Grab a placard head for the picket line — there’s a strike at the University of Lincoln, apparently.

It’s an event from Socialist Students Lincoln, who are calling for students and lecturers to walk out of the university on Tuesday, and for a “boycott on every university outlet”.

According to the event’s Facebook page: “The university generates its profits not just out of your pockets, but also through its shops and cafés, so we’re also calling for a boycott on every university outlet.

“While students may not have the financial leverage of other workers, we can still use all tools available to us, and reveal to the university and to the government, which take taxes from it, that it will cost them to try and force unfair hikes on students.”

But, hold on a minute. What will this strike achieve, other than us losing out on some education that we’ve got to pay for?


Is the 'strike' on Tuesday well thought out? Photo: jasmined / University of Lincoln / The Linc

The university is about to be starved of resources. Arts and humanities funding isn’t going to be protected and much of it will be scaled back. Most of this university’s courses are arts and humanities based, so it’s a simple choice: up the fees or up the swanny.

This is why it will increase its tuition fees. Not because it wants to, but because it has to. It’ll have to recoup the lost funds if it wants to continue. As Professor Mary Stuart, the university’s vice-chancellor, has said — a rise in Lincoln’s fees is “inevitable”.

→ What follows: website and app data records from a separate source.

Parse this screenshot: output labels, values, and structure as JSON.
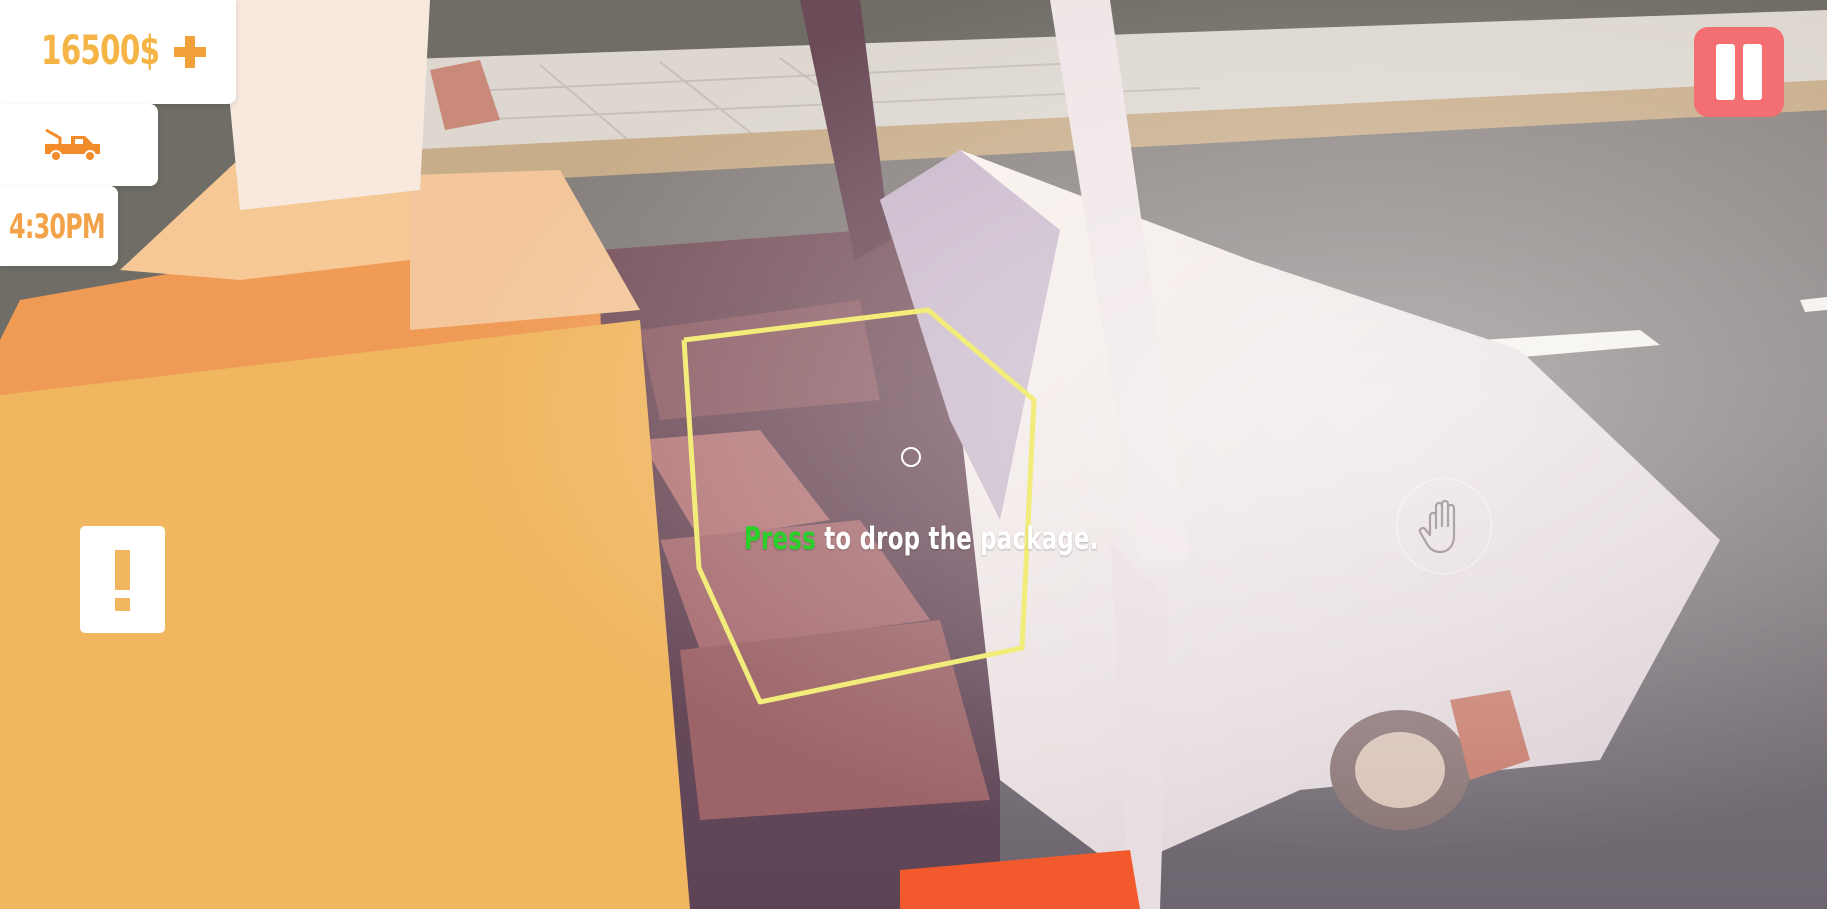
{
  "hud": {
    "money": "16500$",
    "add_money_icon": "plus-icon",
    "job_icon": "tow-truck-icon",
    "time": "4:30PM",
    "pause_icon": "pause-icon",
    "alert_icon": "exclamation-icon"
  },
  "prompt": {
    "key_label": "Press",
    "action_text": " to drop the package."
  },
  "grab": {
    "icon": "hand-icon"
  },
  "colors": {
    "accent_orange": "#f5b446",
    "pause_red": "#f36f72",
    "prompt_green": "#2ad12a",
    "highlight_yellow": "#f2ec7a"
  }
}
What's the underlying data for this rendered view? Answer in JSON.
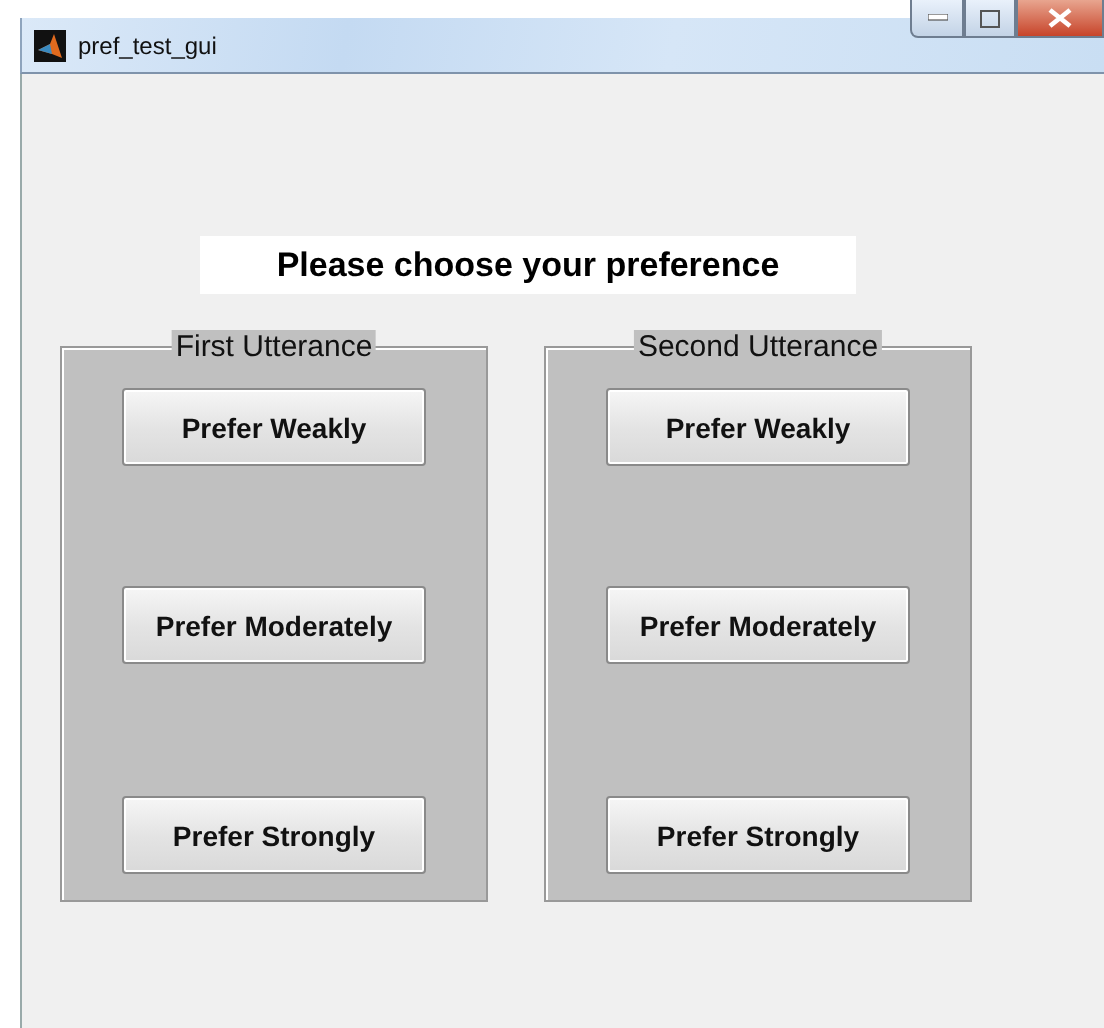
{
  "window": {
    "title": "pref_test_gui"
  },
  "heading": "Please choose your preference",
  "panels": [
    {
      "title": "First Utterance",
      "buttons": [
        "Prefer Weakly",
        "Prefer Moderately",
        "Prefer Strongly"
      ]
    },
    {
      "title": "Second Utterance",
      "buttons": [
        "Prefer Weakly",
        "Prefer Moderately",
        "Prefer Strongly"
      ]
    }
  ]
}
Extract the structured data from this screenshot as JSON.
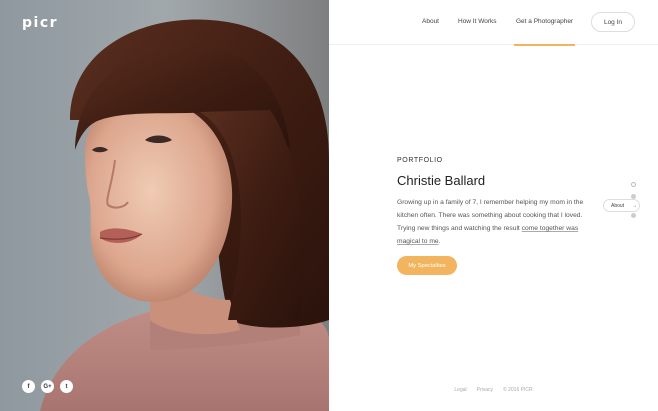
{
  "brand": {
    "logo": "picr"
  },
  "nav": {
    "items": [
      {
        "label": "About"
      },
      {
        "label": "How It Works"
      },
      {
        "label": "Get a Photographer"
      }
    ],
    "login_label": "Log In"
  },
  "hero": {
    "eyebrow": "PORTFOLIO",
    "name": "Christie Ballard",
    "bio_part1": "Growing up in a family of 7, I remember helping my mom in the kitchen often. There was something about cooking that I loved. Trying new things and watching the result ",
    "bio_link": "come together was magical to me",
    "bio_end": ".",
    "cta_label": "My Specialties"
  },
  "section_nav": {
    "active_label": "About",
    "arrow": "→"
  },
  "social": {
    "facebook": "f",
    "google": "G+",
    "twitter": "t"
  },
  "footer": {
    "legal": "Legal",
    "privacy": "Privacy",
    "copyright": "© 2016 PICR"
  },
  "colors": {
    "accent": "#f2b45e"
  },
  "icons": [
    "facebook-icon",
    "google-plus-icon",
    "twitter-icon",
    "arrow-right-icon"
  ]
}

Why, then, would you want to financially punish the university for a situation it is being forced into?

What seems to have been forgotten is that the university is not an extension of the coalition government, but a victim of its cuts. It can’t do anything about the impending higher education apocalypse.

You’re on a wild goose chase if you’re running after the university yelling at them to keep fees low. It won’t happen because it can’t.

I’m broadly supportive of protests against tuition fee hikes and education cuts, not because I think there’s a realistic chance it’ll change the government’s mind, but because dissent is important.

However, let’s keep the tuition fees and education funding pressure at a national level, focused on the government and Karl McCartney. They’re the ones slicing and dicing in the abbetoir Treasury.

On a local level, we should lobby the university on how it spends its money, to ensure we actually get a service and education that’s worth paying for. Let’s start viewing ourselves as consumers of the university’s education services.

For example, if your lecturer or seminar tutor hasn’t turned up — why not? Who’s going to compensate you for that lost time?

Perhaps the resources in your department haven’t been updated for a while. Join together with others in the department – staff included – and put pressure on the university to prioritise your needs.

Striking at the university and boycotting its sarnie sellers to get lower fees is a waste of our time and our money.